TASK TO COMPLETE
All lines from the one bearing "Enumerate this screenshot's" through the end of the data below must be printed exactly as they stand, with pictures removed.

Data about app and page elements:
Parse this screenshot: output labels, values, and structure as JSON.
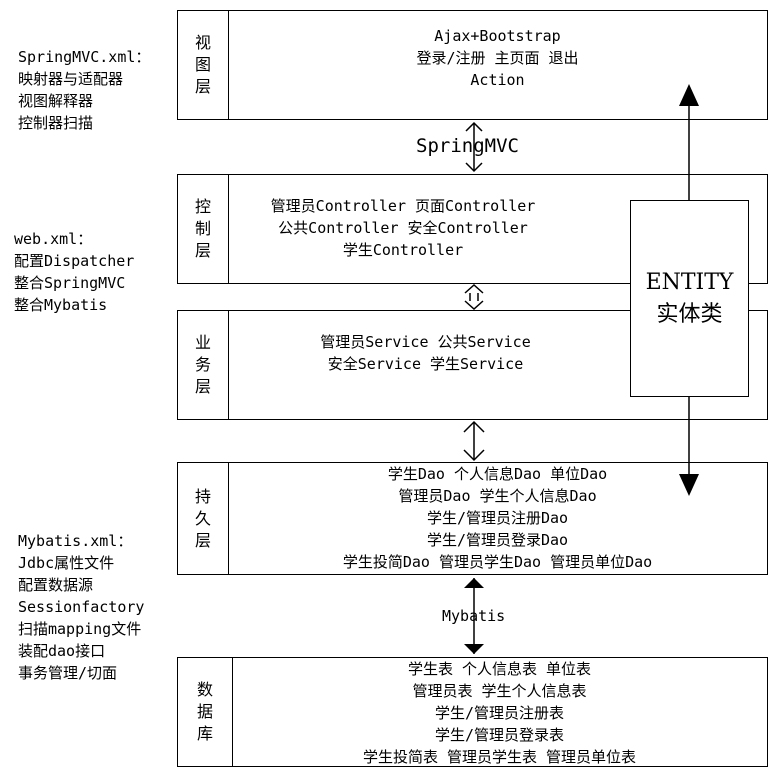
{
  "left_notes": {
    "springmvc_config": [
      "SpringMVC.xml：",
      "映射器与适配器",
      "视图解释器",
      "控制器扫描"
    ],
    "web_config": [
      "web.xml：",
      "配置Dispatcher",
      "整合SpringMVC",
      "整合Mybatis"
    ],
    "mybatis_config": [
      "Mybatis.xml：",
      "Jdbc属性文件",
      "配置数据源",
      "Sessionfactory",
      "扫描mapping文件",
      "装配dao接口",
      "事务管理/切面"
    ]
  },
  "layers": {
    "view": {
      "label": [
        "视",
        "图",
        "层"
      ],
      "lines": [
        "Ajax+Bootstrap",
        "登录/注册 主页面 退出",
        "Action"
      ]
    },
    "control": {
      "label": [
        "控",
        "制",
        "层"
      ],
      "lines": [
        "管理员Controller 页面Controller",
        "公共Controller 安全Controller",
        "学生Controller"
      ]
    },
    "service": {
      "label": [
        "业",
        "务",
        "层"
      ],
      "lines": [
        "管理员Service 公共Service",
        "安全Service 学生Service"
      ]
    },
    "persistence": {
      "label": [
        "持",
        "久",
        "层"
      ],
      "lines": [
        "学生Dao 个人信息Dao 单位Dao",
        "管理员Dao 学生个人信息Dao",
        "学生/管理员注册Dao",
        "学生/管理员登录Dao",
        "学生投简Dao 管理员学生Dao 管理员单位Dao"
      ]
    },
    "database": {
      "label": [
        "数",
        "据",
        "库"
      ],
      "lines": [
        "学生表 个人信息表 单位表",
        "管理员表 学生个人信息表",
        "学生/管理员注册表",
        "学生/管理员登录表",
        "学生投简表 管理员学生表 管理员单位表"
      ]
    }
  },
  "connectors": {
    "springmvc": "SpringMVC",
    "mybatis": "Mybatis"
  },
  "entity": {
    "line1": "ENTITY",
    "line2": "实体类"
  }
}
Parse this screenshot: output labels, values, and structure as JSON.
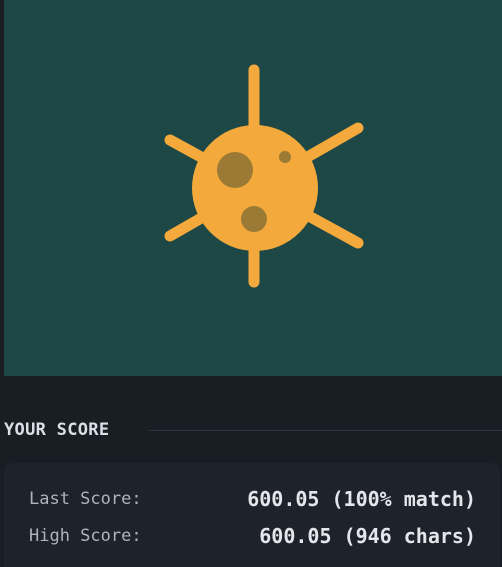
{
  "canvas": {
    "background": "#1e4845",
    "illustration": "virus-icon",
    "illustration_color": "#f3a93b",
    "spot_color": "#9a7a34"
  },
  "score": {
    "title": "YOUR SCORE",
    "last_label": "Last Score:",
    "last_value": "600.05 (100% match)",
    "high_label": "High Score:",
    "high_value": "600.05 (946 chars)"
  }
}
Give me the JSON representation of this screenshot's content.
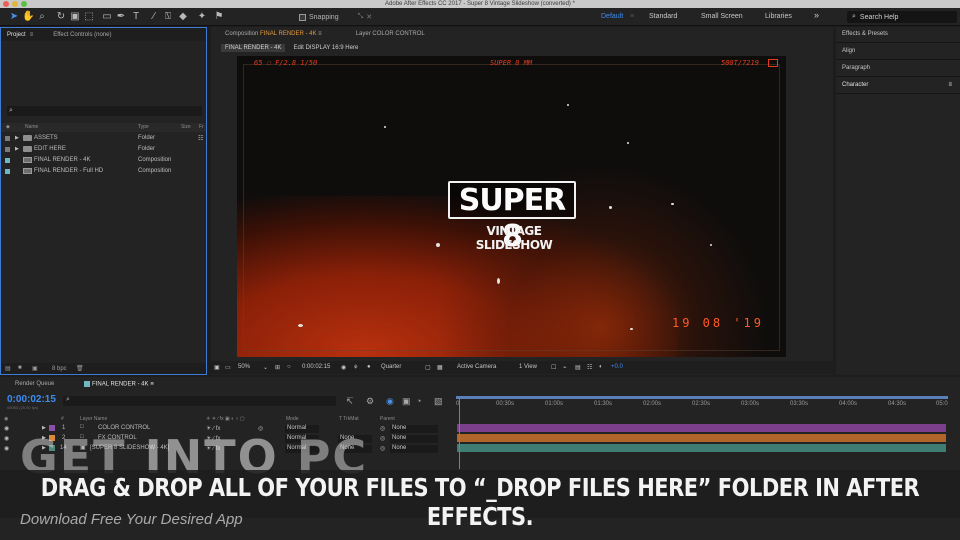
{
  "window": {
    "title": "Adobe After Effects CC 2017 - Super 8 Vintage Slideshow (converted) *"
  },
  "toolbar": {
    "snapping_label": "Snapping",
    "workspaces": [
      "Default",
      "Standard",
      "Small Screen",
      "Libraries"
    ],
    "more": "»",
    "search_help": "Search Help"
  },
  "project": {
    "tabs": [
      "Project",
      "Effect Controls (none)"
    ],
    "columns": {
      "name": "Name",
      "type": "Type",
      "size": "Size",
      "fr": "Fr"
    },
    "items": [
      {
        "name": "ASSETS",
        "type": "Folder",
        "color": "#7b7b7b"
      },
      {
        "name": "EDIT HERE",
        "type": "Folder",
        "color": "#7b7b7b"
      },
      {
        "name": "FINAL RENDER - 4K",
        "type": "Composition",
        "color": "#6fb7c2"
      },
      {
        "name": "FINAL RENDER - Full HD",
        "type": "Composition",
        "color": "#6fb7c2"
      }
    ],
    "bpc": "8 bpc"
  },
  "comp": {
    "tab_comp_prefix": "Composition",
    "tab_comp_name": "FINAL RENDER - 4K",
    "tab_layer": "Layer COLOR CONTROL",
    "crumb_active": "FINAL RENDER - 4K",
    "crumb_2": "Edit DISPLAY 16:9 Here",
    "hud_left": "65 ☐ F/2.8 1/50",
    "hud_center": "SUPER 8 MM",
    "hud_right": "500T/7219",
    "date_stamp": "19 08 '19",
    "title": "SUPER 8",
    "subtitle": "VINTAGE SLIDESHOW",
    "footer": {
      "zoom": "50%",
      "time": "0:00:02:15",
      "resolution": "Quarter",
      "camera": "Active Camera",
      "view": "1 View",
      "exposure": "+0.0"
    }
  },
  "right_panel": {
    "items": [
      "Effects & Presets",
      "Align",
      "Paragraph",
      "Character"
    ]
  },
  "timeline": {
    "tabs": [
      "Render Queue",
      "FINAL RENDER - 4K"
    ],
    "timecode": "0:00:02:15",
    "fps": "00063 (25.00 fps)",
    "columns": {
      "num": "#",
      "layer_name": "Layer Name",
      "mode": "Mode",
      "trkmat": "T TrkMat",
      "parent": "Parent"
    },
    "layers": [
      {
        "num": "1",
        "name": "COLOR CONTROL",
        "mode": "Normal",
        "trkmat": "",
        "parent": "None",
        "color": "#8b4fa8"
      },
      {
        "num": "2",
        "name": "FX CONTROL",
        "mode": "Normal",
        "trkmat": "None",
        "parent": "None",
        "color": "#d98a3a"
      },
      {
        "num": "14",
        "name": "[SUPER 8 SLIDESHOW - 4K]",
        "mode": "Normal",
        "trkmat": "None",
        "parent": "None",
        "color": "#4f8a7f"
      }
    ],
    "ruler": [
      "0",
      "00:30s",
      "01:00s",
      "01:30s",
      "02:00s",
      "02:30s",
      "03:00s",
      "03:30s",
      "04:00s",
      "04:30s",
      "05:0"
    ],
    "bar_colors": [
      "#7b3f8c",
      "#b0652a",
      "#3e7c74"
    ]
  },
  "overlay": {
    "watermark_get": "GET",
    "watermark_into": "INTO",
    "watermark_pc": "PC",
    "caption": "DRAG & DROP ALL OF YOUR FILES TO “_DROP FILES HERE” FOLDER IN AFTER EFFECTS.",
    "tagline": "Download Free Your Desired App"
  }
}
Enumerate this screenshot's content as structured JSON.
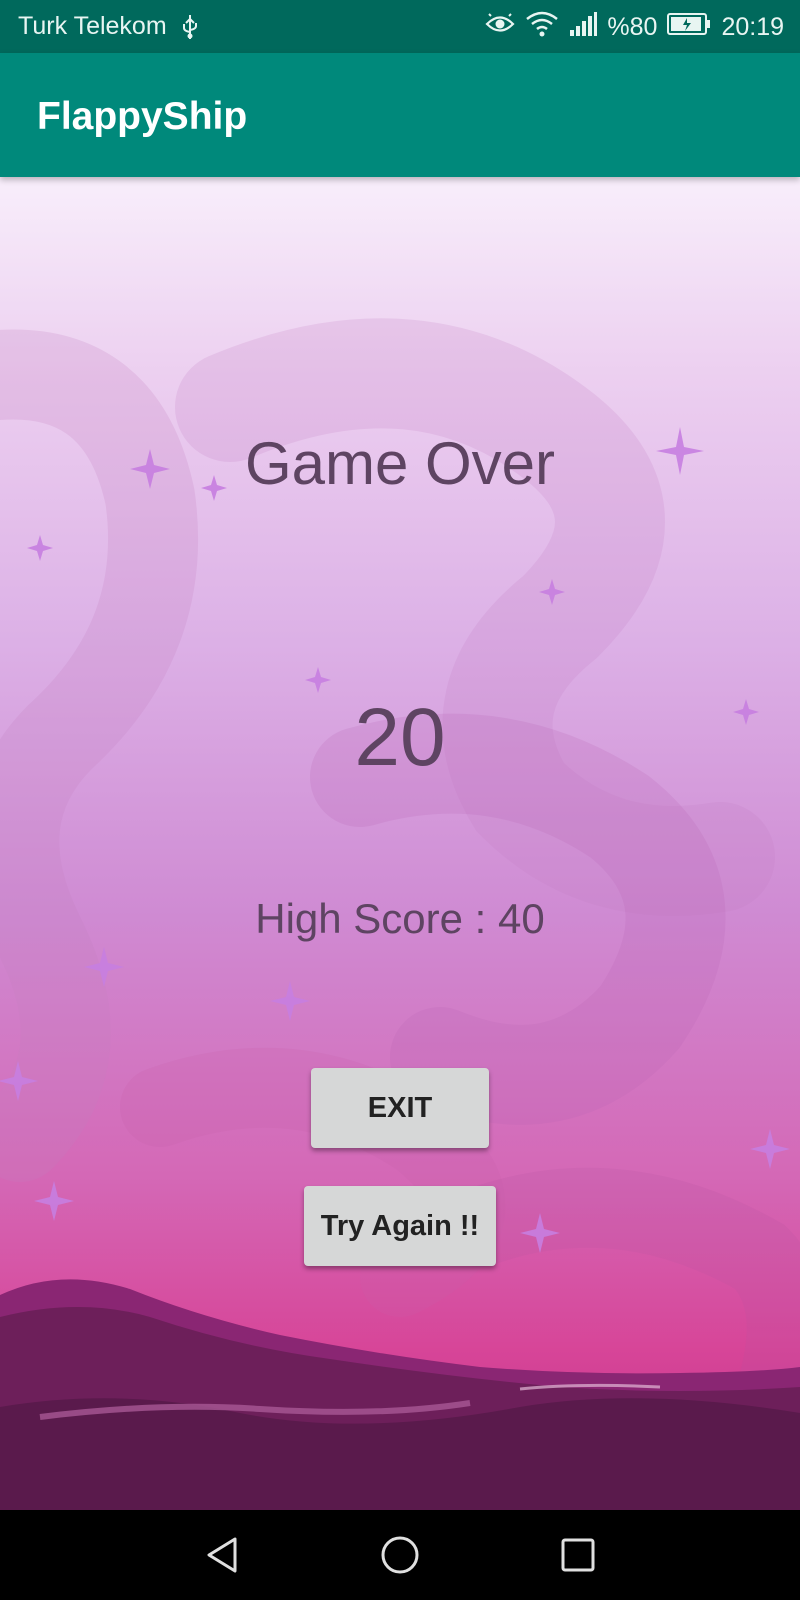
{
  "status_bar": {
    "carrier": "Turk Telekom",
    "battery_percent": "%80",
    "time": "20:19",
    "icons": [
      "usb-icon",
      "eye-comfort-icon",
      "wifi-icon",
      "signal-icon",
      "battery-charging-icon"
    ]
  },
  "app_bar": {
    "title": "FlappyShip",
    "color": "#00897b",
    "status_color": "#00695c"
  },
  "game": {
    "title": "Game Over",
    "score": "20",
    "high_score": "High Score : 40",
    "text_color": "#5e4462"
  },
  "buttons": {
    "exit": "EXIT",
    "try_again": "Try Again !!"
  },
  "nav_bar": {
    "icons": [
      "back-icon",
      "home-icon",
      "recents-icon"
    ]
  }
}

SOLUTION TO THE EXERCISE
Enumerate this screenshot's content as structured JSON.
{
  "status_bar": {
    "carrier": "Turk Telekom",
    "battery_percent": "%80",
    "time": "20:19",
    "icons": [
      "usb-icon",
      "eye-comfort-icon",
      "wifi-icon",
      "signal-icon",
      "battery-charging-icon"
    ]
  },
  "app_bar": {
    "title": "FlappyShip",
    "color": "#00897b",
    "status_color": "#00695c"
  },
  "game": {
    "title": "Game Over",
    "score": "20",
    "high_score": "High Score : 40",
    "text_color": "#5e4462"
  },
  "buttons": {
    "exit": "EXIT",
    "try_again": "Try Again !!"
  },
  "nav_bar": {
    "icons": [
      "back-icon",
      "home-icon",
      "recents-icon"
    ]
  }
}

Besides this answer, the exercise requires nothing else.